Activity: Repeat all of the data exactly. Leave nothing out.

Record excerpts:
+---+

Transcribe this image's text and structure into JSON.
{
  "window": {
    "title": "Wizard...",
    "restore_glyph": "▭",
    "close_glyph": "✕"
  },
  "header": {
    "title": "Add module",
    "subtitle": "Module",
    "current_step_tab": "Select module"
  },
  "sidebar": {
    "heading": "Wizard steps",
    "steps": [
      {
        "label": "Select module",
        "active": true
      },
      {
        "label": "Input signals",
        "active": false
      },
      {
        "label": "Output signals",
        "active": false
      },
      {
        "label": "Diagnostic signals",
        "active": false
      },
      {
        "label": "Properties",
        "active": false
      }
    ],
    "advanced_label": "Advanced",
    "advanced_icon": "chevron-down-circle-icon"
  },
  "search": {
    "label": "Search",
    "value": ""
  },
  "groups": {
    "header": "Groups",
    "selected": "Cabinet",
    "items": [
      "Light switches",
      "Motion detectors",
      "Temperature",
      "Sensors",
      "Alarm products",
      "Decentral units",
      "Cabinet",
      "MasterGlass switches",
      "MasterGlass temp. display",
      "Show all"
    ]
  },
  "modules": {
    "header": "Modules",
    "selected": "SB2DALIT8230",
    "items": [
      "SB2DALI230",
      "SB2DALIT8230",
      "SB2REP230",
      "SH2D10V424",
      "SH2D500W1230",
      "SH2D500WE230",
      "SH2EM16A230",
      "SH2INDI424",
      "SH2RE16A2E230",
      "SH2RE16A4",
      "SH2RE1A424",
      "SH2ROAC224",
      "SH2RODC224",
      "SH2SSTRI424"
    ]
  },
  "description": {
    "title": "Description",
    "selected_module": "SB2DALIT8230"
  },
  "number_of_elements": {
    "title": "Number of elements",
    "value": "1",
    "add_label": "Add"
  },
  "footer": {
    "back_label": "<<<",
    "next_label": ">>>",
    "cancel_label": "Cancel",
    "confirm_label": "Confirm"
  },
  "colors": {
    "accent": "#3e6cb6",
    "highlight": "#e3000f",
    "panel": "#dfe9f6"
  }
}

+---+

The completed task:
Transcribe this image's text and structure into JSON.
{
  "window": {
    "title": "Wizard...",
    "restore_glyph": "▭",
    "close_glyph": "✕"
  },
  "header": {
    "title": "Add module",
    "subtitle": "Module",
    "current_step_tab": "Select module"
  },
  "sidebar": {
    "heading": "Wizard steps",
    "steps": [
      {
        "label": "Select module",
        "active": true
      },
      {
        "label": "Input signals",
        "active": false
      },
      {
        "label": "Output signals",
        "active": false
      },
      {
        "label": "Diagnostic signals",
        "active": false
      },
      {
        "label": "Properties",
        "active": false
      }
    ],
    "advanced_label": "Advanced",
    "advanced_icon": "chevron-down-circle-icon"
  },
  "search": {
    "label": "Search",
    "value": ""
  },
  "groups": {
    "header": "Groups",
    "selected": "Cabinet",
    "items": [
      "Light switches",
      "Motion detectors",
      "Temperature",
      "Sensors",
      "Alarm products",
      "Decentral units",
      "Cabinet",
      "MasterGlass switches",
      "MasterGlass temp. display",
      "Show all"
    ]
  },
  "modules": {
    "header": "Modules",
    "selected": "SB2DALIT8230",
    "items": [
      "SB2DALI230",
      "SB2DALIT8230",
      "SB2REP230",
      "SH2D10V424",
      "SH2D500W1230",
      "SH2D500WE230",
      "SH2EM16A230",
      "SH2INDI424",
      "SH2RE16A2E230",
      "SH2RE16A4",
      "SH2RE1A424",
      "SH2ROAC224",
      "SH2RODC224",
      "SH2SSTRI424"
    ]
  },
  "description": {
    "title": "Description",
    "selected_module": "SB2DALIT8230"
  },
  "number_of_elements": {
    "title": "Number of elements",
    "value": "1",
    "add_label": "Add"
  },
  "footer": {
    "back_label": "<<<",
    "next_label": ">>>",
    "cancel_label": "Cancel",
    "confirm_label": "Confirm"
  },
  "colors": {
    "accent": "#3e6cb6",
    "highlight": "#e3000f",
    "panel": "#dfe9f6"
  }
}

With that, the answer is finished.